• _Exercise details_: If a line in the entries contains the word "this", list it.

• _Provided material_:
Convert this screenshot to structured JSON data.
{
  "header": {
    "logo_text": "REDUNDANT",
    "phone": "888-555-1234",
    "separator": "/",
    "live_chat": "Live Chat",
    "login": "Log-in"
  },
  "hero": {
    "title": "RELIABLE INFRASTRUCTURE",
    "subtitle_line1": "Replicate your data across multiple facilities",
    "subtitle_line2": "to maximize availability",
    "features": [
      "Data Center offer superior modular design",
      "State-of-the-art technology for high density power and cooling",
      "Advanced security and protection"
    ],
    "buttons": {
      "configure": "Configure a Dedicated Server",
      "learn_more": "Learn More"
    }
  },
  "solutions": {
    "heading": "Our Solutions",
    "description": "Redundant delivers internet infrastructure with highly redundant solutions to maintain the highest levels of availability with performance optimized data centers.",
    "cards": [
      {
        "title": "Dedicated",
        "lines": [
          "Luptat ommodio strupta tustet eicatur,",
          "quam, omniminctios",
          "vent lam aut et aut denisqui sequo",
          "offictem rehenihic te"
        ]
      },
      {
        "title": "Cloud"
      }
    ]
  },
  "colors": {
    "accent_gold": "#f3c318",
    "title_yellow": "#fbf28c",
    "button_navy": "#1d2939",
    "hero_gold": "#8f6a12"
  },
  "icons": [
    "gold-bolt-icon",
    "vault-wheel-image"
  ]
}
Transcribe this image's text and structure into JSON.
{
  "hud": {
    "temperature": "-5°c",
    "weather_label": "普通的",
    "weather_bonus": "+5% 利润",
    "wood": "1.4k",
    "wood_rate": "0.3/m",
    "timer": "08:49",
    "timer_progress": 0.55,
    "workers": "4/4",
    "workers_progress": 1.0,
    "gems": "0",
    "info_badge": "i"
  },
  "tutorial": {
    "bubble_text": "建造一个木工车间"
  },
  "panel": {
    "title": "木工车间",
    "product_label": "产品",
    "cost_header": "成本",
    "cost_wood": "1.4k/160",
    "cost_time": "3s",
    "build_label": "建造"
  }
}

• _Task result_:
Convert this screenshot to structured JSON data.
Transcribe this image's text and structure into JSON.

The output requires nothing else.